Is the way you speak keeping you from getting a job?
Ever wonder if how you speak affects your chances of getting a job? Unfortunately, it does. While it’s illegal to discriminate against race or national origin, including accents, the lines are a bit blurred.
But it’s not just foreign accents, it’s also slang, local accents and the new “vocal fry” way of speaking, also known as “frying.” Vocal fry is a pattern of speech mostly seen in young women, but men are not immune to this trend, either. It’s signified by a low, creaking sound of the voice, particularly at the end of sentences. A study conducted in 2011 found that roughly two-thirds of college women have adapted this new way of speaking.
Whether English is your second language and you carry a thick accent or you speak with a Southern twang, communication is a vital part of the hiring process. In fact, according to research by the law firm Peninsular, 80 percent of employers admit to making hiring decisions based on accents.
Types of jobs and accents in the workplace

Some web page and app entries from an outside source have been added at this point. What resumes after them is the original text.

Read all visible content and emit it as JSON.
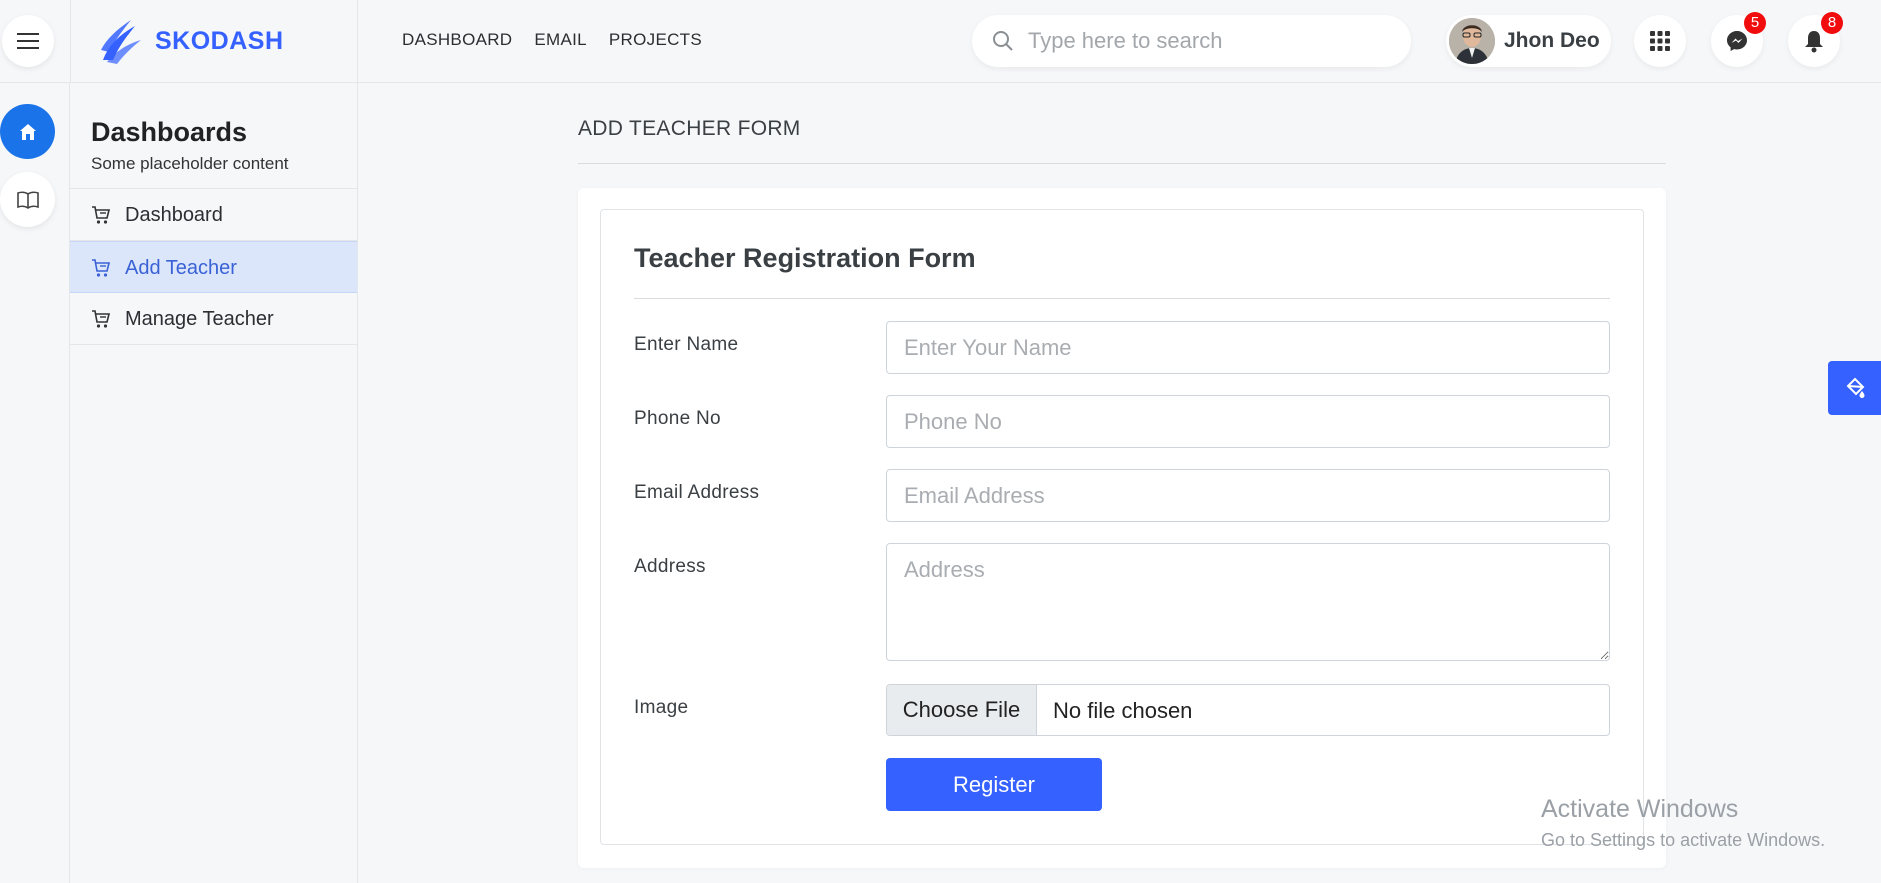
{
  "brand": {
    "name": "SKODASH",
    "accent": "#3461ff"
  },
  "topnav": [
    {
      "label": "DASHBOARD"
    },
    {
      "label": "EMAIL"
    },
    {
      "label": "PROJECTS"
    }
  ],
  "search": {
    "placeholder": "Type here to search",
    "value": ""
  },
  "user": {
    "name": "Jhon Deo"
  },
  "notifications": {
    "messages_count": "5",
    "alerts_count": "8"
  },
  "sidebar": {
    "title": "Dashboards",
    "subtitle": "Some placeholder content",
    "items": [
      {
        "label": "Dashboard",
        "active": false
      },
      {
        "label": "Add Teacher",
        "active": true
      },
      {
        "label": "Manage Teacher",
        "active": false
      }
    ]
  },
  "page": {
    "title": "ADD TEACHER FORM"
  },
  "form": {
    "title": "Teacher Registration Form",
    "fields": [
      {
        "label": "Enter Name",
        "placeholder": "Enter Your Name",
        "value": ""
      },
      {
        "label": "Phone No",
        "placeholder": "Phone No",
        "value": ""
      },
      {
        "label": "Email Address",
        "placeholder": "Email Address",
        "value": ""
      },
      {
        "label": "Address",
        "placeholder": "Address",
        "value": ""
      }
    ],
    "image": {
      "label": "Image",
      "button": "Choose File",
      "status": "No file chosen"
    },
    "submit_label": "Register"
  },
  "watermark": {
    "line1": "Activate Windows",
    "line2": "Go to Settings to activate Windows."
  },
  "icons": [
    "menu-icon",
    "search-icon",
    "apps-grid-icon",
    "messenger-icon",
    "bell-icon",
    "home-icon",
    "book-icon",
    "cart-icon",
    "paint-icon"
  ]
}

While thick, foreign accents are harder to understand than local accents, if the job is based on communication with the public — such as a telephone sales job — any type of accent may hinder the applicant’s ability to perform the job. In this case, it is legal not to hire someone even if he or she is otherwise qualified. If the job is not based on customer service, it is illegal to discriminate based on an accent, but that may be hard to prove in court. If you think you have been discriminated against because of an accent, speak with an attorney right away.
Also, certain accents — while not right — do come with certain stereotypes, which can affect an employer’s decision to hire someone. Accents that are viewed as “less educated” include Hispanic, Southern and slang, whereas British, French and Asian accents tend to make people appear more educated. Unfortunately, this way of thinking just doesn’t hold any truth. A Hispanic individual could very well hold a Master’s degree and be significantly more qualified than his or her Caucasian counterpart. The focus should be on what the person is saying, not on how it's being said.

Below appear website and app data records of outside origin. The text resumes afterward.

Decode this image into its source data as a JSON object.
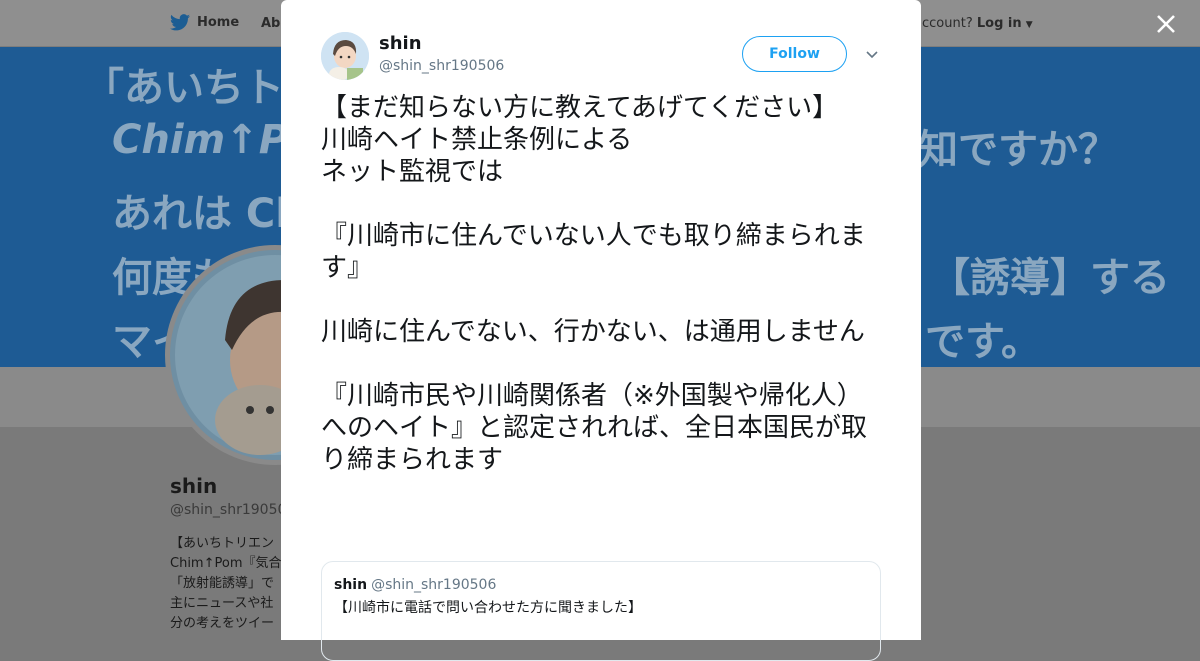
{
  "background": {
    "nav": {
      "home_label": "Home",
      "about_label": "Abo",
      "account_text": "ccount?",
      "login_label": "Log in"
    },
    "banner_lines": [
      "「あいちトリ",
      "Chim↑P",
      "知ですか？",
      "あれは Ch",
      "何度も",
      "【誘導】する",
      "マイ",
      "です。"
    ],
    "profile": {
      "name": "shin",
      "handle": "@shin_shr190506",
      "bio": [
        "【あいちトリエン",
        "Chim↑Pom『気合",
        "「放射能誘導」で",
        "主にニュースや社",
        "分の考えをツイー"
      ]
    }
  },
  "tweet": {
    "name": "shin",
    "handle": "@shin_shr190506",
    "follow_label": "Follow",
    "text": "【まだ知らない方に教えてあげてください】\n川崎ヘイト禁止条例による\nネット監視では\n\n『川崎市に住んでいない人でも取り締まられます』\n\n川崎に住んでない、行かない、は通用しません\n\n『川崎市民や川崎関係者（※外国製や帰化人）へのヘイト』と認定されれば、全日本国民が取り締まられます",
    "quote": {
      "name": "shin",
      "handle": "@shin_shr190506",
      "text": "【川崎市に電話で問い合わせた方に聞きました】"
    }
  },
  "colors": {
    "accent": "#1da1f2",
    "banner": "#1e5b94",
    "overlay": "#7a7a7a"
  }
}
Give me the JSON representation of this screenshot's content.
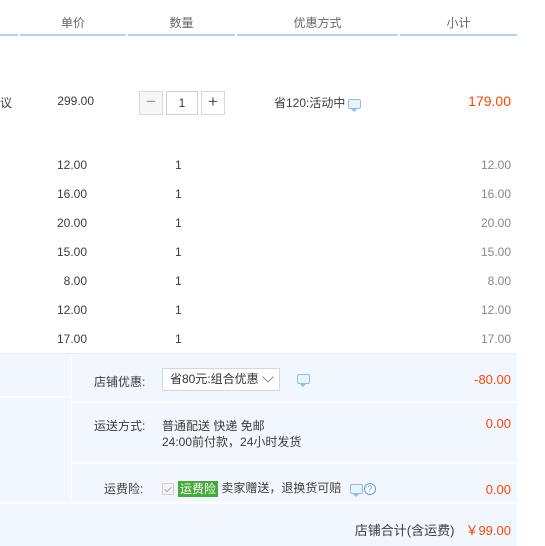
{
  "header": {
    "unit_price": "单价",
    "quantity": "数量",
    "discount_method": "优惠方式",
    "subtotal": "小计"
  },
  "main_item": {
    "name_fragment": "议",
    "price": "299.00",
    "quantity": "1",
    "minus": "−",
    "plus": "+",
    "promotion": "省120:活动中",
    "subtotal": "179.00"
  },
  "sub_items": [
    {
      "price": "12.00",
      "quantity": "1",
      "subtotal": "12.00"
    },
    {
      "price": "16.00",
      "quantity": "1",
      "subtotal": "16.00"
    },
    {
      "price": "20.00",
      "quantity": "1",
      "subtotal": "20.00"
    },
    {
      "price": "15.00",
      "quantity": "1",
      "subtotal": "15.00"
    },
    {
      "price": "8.00",
      "quantity": "1",
      "subtotal": "8.00"
    },
    {
      "price": "12.00",
      "quantity": "1",
      "subtotal": "12.00"
    },
    {
      "price": "17.00",
      "quantity": "1",
      "subtotal": "17.00"
    }
  ],
  "shop": {
    "discount_label": "店铺优惠:",
    "discount_selected": "省80元:组合优惠",
    "discount_amount": "-80.00",
    "shipping_label": "运送方式:",
    "shipping_line1": "普通配送 快递 免邮",
    "shipping_line2": "24:00前付款，24小时发货",
    "shipping_amount": "0.00",
    "insurance_label": "运费险:",
    "insurance_badge": "运费险",
    "insurance_text": "卖家赠送，退换货可赔",
    "insurance_amount": "0.00",
    "help": "?",
    "total_label": "店铺合计(含运费)",
    "total_value": "￥99.00"
  },
  "colors": {
    "accent_red": "#ff4400",
    "header_bar": "#b7d2ec",
    "shop_bg": "#f2f7ff",
    "badge_green": "#44aa3a"
  },
  "icons": [
    "message-icon",
    "chevron-down-icon",
    "checkbox-icon",
    "help-icon"
  ]
}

What about vocal fry?
Vocal fry affects hiring decisions greatly, even though most people don’t have any issues with understanding what the person is saying. According to this study, individuals whose voices exhibit vocal fry are typically thought of as less competent, less educated, less trustworthy, less attractive and, therefore, less hirable.
How to avoid not being hired because of an accent
Though it’s extremely difficult to completely rid yourself of your accent without intense speech therapy, there are things you can do to help minimize it. Whether your accent was “learned” — such as that of vocal fry— or it’s because of your native language, you can help increase your chances of landing that job by:
Focusing on clear communication skills. In other words, speak slowly and concisely. Don’t think you need to get rid of your accent altogether. After all, it’s a part of who you are, and diversity is a good thing. Companies typically like to hire people from all different origins.
Ramon Santillan, founder and chief interview consultant at PersuasiveInterview.com, shares the following:
- Employers love talking about how big and internationally diverse their payroll is, which is why I tell my clients to own their accent since that will be one more thing that will make them stand out from the candidate pool.
- An accent can be endearing and maybe even add a dash of excitement to what a candidate brings to the job.
- The key is to slow down and enunciate. No matter how exotic or cosmopolitan your accent is, if people can't understand you, you won't get hired.
Focusing on your qualifications. If you do have an accent, don’t stress about whether or not it will affect the hiring decision. Focus on everything that makes you qualified and on being friendly instead. The employer should look past your accent and focus on what you’ll bring to the company — both legally and professionally speaking.